Inferencing for Convolutional Neural Networks (CNNs) is notoriously compute intensive. This makes them an ideal candidate for hardware acceleration, which is faster and more power efficient than running software on general purpose CPUs. Training and inferencing are typically done using floating point representations of the features, weights, and biases. Using a fixed point representation reduces the size and power of the operators in the accelerator. With a purpose built accelerator, the size of fixed point operators can be anything - they are not limited to 8 or 16 bits. Qkeras, or quantized Keras, is a library built on Tensorflow that allows developers to specify quantized fixed-point operations for each layer. It enables training and inferencing with reduced precision representations. This webinar will describe how to use Qkeras and High-Level Synthesis to produce a bespoke quantized CNN accelerator, and compares the accuracy, power, performance, and area of different quantizations.

**What you will Learn**

- How to determine the optimal operand sizing for a hardware accelerator deploying a neural network using QKeras
- How to determine the area, performance, and energy of a neural network accelerator
- How to compare software performance against hardware accelerated performance, and make informed trade-off decisions

**Who Should Attend**

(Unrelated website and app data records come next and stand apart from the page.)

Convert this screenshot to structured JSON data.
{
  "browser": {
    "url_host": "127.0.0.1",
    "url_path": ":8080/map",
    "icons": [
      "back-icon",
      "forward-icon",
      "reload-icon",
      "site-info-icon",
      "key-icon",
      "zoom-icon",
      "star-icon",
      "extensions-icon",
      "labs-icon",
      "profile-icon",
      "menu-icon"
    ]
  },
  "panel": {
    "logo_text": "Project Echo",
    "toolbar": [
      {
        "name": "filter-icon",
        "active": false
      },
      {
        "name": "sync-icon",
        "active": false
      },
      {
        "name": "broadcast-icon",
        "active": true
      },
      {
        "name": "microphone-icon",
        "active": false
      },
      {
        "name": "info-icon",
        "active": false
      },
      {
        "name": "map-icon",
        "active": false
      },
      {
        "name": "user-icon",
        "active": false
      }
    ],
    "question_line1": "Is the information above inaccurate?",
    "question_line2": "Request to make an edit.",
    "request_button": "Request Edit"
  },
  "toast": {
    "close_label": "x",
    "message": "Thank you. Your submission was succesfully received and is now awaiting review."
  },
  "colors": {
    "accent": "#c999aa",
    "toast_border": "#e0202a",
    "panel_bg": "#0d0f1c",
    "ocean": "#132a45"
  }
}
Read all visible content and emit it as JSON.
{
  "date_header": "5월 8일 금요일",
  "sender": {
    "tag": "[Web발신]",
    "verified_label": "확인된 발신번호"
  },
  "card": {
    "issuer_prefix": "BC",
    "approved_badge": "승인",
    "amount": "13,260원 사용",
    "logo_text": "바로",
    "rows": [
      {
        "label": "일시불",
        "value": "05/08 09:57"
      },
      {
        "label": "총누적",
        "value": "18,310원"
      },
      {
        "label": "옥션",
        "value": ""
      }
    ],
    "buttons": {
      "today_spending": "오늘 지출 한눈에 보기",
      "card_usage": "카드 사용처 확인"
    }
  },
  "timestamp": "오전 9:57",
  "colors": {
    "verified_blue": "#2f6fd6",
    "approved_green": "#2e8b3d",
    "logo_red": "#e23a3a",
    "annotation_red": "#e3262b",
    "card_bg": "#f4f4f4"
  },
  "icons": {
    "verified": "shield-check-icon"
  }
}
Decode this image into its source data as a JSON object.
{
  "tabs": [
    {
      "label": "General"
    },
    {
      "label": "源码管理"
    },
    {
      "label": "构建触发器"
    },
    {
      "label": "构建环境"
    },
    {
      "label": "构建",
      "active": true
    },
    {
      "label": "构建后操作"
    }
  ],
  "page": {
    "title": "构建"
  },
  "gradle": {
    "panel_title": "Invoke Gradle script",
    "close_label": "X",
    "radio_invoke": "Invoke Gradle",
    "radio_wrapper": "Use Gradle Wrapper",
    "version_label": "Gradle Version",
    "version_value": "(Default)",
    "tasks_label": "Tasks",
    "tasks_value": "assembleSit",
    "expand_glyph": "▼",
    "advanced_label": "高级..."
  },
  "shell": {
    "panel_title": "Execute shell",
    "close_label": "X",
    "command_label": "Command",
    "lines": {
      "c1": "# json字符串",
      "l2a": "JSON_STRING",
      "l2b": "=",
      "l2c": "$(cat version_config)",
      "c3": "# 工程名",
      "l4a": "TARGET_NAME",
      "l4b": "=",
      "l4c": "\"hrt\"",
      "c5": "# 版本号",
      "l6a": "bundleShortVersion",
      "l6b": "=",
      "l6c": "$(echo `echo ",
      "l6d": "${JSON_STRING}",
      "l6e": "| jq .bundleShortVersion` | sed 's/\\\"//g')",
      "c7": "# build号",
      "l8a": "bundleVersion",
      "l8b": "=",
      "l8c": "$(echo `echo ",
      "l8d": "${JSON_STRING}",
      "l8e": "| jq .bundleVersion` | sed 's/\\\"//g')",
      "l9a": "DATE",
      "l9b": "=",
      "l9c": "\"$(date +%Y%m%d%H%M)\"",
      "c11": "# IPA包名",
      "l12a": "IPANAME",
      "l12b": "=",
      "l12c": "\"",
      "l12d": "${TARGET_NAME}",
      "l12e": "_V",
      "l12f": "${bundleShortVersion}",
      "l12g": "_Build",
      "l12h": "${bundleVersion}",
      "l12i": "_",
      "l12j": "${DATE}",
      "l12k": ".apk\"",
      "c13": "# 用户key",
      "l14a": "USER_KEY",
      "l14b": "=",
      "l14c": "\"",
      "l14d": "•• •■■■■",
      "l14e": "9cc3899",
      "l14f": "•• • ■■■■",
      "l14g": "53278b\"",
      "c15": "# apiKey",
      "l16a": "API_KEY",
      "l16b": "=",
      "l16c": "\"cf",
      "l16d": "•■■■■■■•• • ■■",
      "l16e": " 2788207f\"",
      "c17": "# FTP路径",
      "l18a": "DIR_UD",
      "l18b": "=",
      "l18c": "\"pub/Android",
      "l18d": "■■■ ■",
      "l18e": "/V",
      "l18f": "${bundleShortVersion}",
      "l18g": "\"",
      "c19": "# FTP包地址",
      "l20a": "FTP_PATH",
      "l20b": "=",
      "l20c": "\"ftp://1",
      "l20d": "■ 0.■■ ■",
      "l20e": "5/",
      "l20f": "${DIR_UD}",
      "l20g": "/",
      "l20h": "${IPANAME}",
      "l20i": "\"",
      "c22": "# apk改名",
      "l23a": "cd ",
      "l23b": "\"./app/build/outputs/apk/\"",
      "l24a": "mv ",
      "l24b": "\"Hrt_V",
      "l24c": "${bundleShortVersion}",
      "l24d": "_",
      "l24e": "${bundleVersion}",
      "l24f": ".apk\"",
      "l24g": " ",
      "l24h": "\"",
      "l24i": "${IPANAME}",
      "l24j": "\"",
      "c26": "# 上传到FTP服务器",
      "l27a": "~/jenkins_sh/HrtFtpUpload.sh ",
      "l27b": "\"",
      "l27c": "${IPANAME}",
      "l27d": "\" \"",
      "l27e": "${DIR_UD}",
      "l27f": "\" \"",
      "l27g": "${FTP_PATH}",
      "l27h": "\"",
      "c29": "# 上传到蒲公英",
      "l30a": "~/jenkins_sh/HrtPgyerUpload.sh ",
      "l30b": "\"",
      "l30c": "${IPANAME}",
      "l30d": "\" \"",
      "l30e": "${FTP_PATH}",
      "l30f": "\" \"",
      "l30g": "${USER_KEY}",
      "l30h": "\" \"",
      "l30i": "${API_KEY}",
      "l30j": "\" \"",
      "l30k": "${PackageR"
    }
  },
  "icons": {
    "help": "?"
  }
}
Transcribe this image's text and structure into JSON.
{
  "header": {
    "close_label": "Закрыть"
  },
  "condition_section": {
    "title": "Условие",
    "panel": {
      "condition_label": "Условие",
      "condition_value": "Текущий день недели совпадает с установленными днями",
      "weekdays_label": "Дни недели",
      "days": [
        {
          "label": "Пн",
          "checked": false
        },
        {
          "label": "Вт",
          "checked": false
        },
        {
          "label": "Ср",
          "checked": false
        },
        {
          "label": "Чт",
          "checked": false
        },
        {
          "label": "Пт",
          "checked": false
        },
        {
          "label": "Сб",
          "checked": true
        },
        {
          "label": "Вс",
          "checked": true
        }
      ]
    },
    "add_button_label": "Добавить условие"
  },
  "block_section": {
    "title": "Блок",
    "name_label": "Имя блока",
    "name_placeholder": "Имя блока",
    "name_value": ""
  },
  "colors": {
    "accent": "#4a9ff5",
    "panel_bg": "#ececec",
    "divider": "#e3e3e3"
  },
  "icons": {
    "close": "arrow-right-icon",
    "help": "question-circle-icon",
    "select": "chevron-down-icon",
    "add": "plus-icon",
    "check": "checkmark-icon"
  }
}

- Developers of neural networks that will be deployed on the edge or in other contexts where low power and efficiency are required in addition to high performance.